• Assignment: Pull every line containing "prefix" out of the listing below.

*** Opening of Entries provided ***

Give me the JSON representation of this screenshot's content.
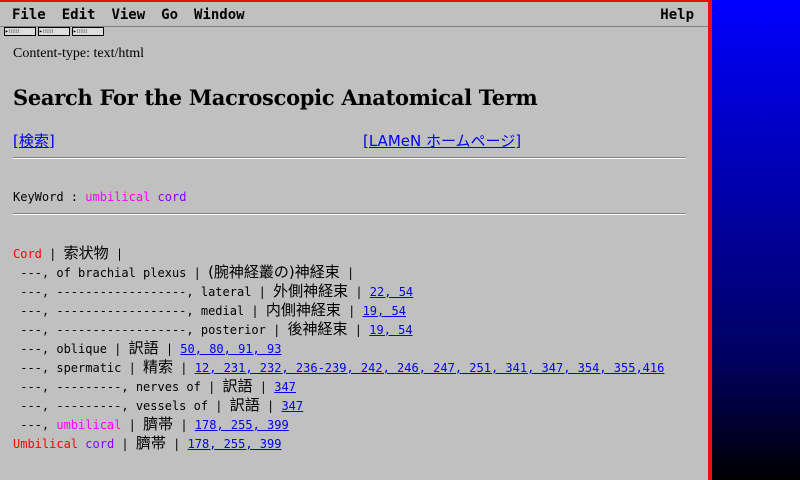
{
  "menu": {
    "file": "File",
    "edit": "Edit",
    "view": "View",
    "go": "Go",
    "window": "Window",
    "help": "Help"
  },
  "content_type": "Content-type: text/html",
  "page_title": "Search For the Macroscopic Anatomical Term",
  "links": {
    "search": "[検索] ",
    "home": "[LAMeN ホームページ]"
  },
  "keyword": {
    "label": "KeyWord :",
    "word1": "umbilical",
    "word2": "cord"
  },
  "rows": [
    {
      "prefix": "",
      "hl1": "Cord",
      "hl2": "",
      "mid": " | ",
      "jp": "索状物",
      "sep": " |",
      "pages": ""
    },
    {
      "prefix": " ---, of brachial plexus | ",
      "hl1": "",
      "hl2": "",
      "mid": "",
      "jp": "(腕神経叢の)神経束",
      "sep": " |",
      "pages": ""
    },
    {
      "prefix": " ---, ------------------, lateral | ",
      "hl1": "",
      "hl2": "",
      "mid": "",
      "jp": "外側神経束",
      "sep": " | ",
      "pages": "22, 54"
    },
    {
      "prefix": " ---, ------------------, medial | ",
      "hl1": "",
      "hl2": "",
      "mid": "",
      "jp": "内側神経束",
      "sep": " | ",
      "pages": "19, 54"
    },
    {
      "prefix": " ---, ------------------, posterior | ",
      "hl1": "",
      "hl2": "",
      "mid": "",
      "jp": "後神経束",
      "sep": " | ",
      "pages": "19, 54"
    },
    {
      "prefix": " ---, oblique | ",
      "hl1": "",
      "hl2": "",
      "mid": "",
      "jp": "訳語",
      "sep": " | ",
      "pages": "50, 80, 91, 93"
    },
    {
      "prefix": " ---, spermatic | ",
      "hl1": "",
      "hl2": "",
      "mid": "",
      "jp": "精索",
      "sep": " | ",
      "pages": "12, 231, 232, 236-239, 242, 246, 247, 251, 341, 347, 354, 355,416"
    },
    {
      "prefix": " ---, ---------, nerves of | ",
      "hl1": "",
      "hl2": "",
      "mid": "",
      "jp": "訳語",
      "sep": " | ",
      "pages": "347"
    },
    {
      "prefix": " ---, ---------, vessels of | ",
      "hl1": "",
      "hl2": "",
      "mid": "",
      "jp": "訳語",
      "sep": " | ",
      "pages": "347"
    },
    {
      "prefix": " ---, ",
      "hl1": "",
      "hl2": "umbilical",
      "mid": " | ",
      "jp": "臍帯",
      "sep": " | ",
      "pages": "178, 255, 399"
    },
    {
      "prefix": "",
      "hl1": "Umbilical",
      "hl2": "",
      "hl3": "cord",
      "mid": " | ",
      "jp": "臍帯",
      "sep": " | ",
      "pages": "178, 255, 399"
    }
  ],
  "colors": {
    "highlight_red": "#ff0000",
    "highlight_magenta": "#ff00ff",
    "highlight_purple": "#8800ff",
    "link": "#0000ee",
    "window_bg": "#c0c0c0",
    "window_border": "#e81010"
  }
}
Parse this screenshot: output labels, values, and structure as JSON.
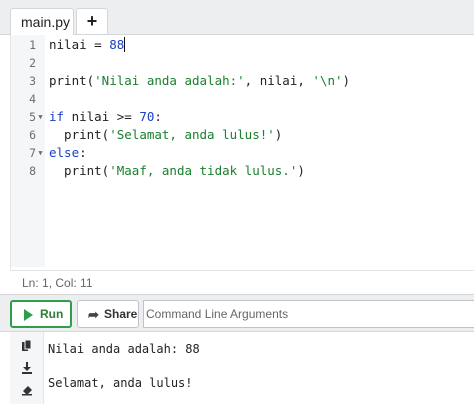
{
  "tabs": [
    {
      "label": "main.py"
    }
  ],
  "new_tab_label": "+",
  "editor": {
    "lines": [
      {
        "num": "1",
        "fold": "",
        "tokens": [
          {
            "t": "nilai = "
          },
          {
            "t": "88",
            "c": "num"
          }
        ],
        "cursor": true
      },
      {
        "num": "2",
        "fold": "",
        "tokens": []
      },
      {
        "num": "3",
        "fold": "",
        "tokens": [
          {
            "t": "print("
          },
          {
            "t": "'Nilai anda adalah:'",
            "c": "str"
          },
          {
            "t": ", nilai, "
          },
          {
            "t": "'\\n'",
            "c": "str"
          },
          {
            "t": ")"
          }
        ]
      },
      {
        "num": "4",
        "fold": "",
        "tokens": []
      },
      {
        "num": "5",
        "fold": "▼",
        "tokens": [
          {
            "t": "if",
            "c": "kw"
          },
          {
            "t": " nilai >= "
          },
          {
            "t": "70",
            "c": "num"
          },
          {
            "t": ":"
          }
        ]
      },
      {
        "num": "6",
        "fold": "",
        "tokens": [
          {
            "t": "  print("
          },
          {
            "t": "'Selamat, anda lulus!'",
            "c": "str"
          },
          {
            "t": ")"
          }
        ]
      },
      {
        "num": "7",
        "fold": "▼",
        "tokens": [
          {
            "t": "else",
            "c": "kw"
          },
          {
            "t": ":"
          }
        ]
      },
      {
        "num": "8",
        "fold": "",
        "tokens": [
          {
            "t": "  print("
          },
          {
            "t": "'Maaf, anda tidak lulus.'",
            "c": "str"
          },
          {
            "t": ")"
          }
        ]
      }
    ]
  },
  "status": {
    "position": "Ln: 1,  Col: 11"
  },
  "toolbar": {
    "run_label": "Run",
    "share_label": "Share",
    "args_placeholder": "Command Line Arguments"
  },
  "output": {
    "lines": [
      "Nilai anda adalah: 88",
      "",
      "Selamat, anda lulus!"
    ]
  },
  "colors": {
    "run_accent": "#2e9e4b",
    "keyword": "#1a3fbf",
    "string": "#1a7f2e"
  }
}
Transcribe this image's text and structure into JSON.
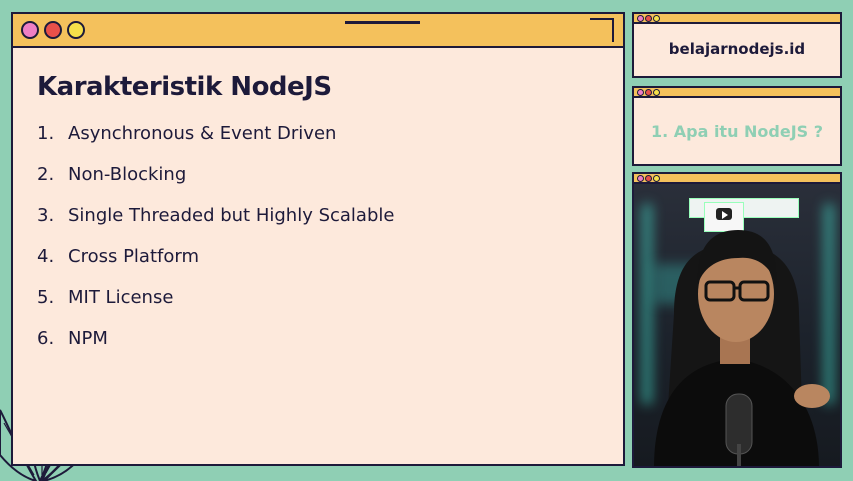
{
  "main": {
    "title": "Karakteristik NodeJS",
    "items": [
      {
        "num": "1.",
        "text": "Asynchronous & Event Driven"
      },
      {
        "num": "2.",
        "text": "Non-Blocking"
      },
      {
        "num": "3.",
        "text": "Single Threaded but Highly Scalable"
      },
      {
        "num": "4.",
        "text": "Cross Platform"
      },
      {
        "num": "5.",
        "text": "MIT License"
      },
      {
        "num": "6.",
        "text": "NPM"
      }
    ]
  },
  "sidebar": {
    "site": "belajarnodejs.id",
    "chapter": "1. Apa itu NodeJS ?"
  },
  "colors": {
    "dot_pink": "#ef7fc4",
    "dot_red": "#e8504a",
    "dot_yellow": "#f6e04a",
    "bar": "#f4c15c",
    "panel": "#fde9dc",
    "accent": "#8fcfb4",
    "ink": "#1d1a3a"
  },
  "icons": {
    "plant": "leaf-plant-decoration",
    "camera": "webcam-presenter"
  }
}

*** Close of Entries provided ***

• Solution for this problem:
      "prefix": "",
      "prefix": " ---, of brachial plexus | ",
      "prefix": " ---, ------------------, lateral | ",
      "prefix": " ---, ------------------, medial | ",
      "prefix": " ---, ------------------, posterior | ",
      "prefix": " ---, oblique | ",
      "prefix": " ---, spermatic | ",
      "prefix": " ---, ---------, nerves of | ",
      "prefix": " ---, ---------, vessels of | ",
      "prefix": " ---, ",
      "prefix": "",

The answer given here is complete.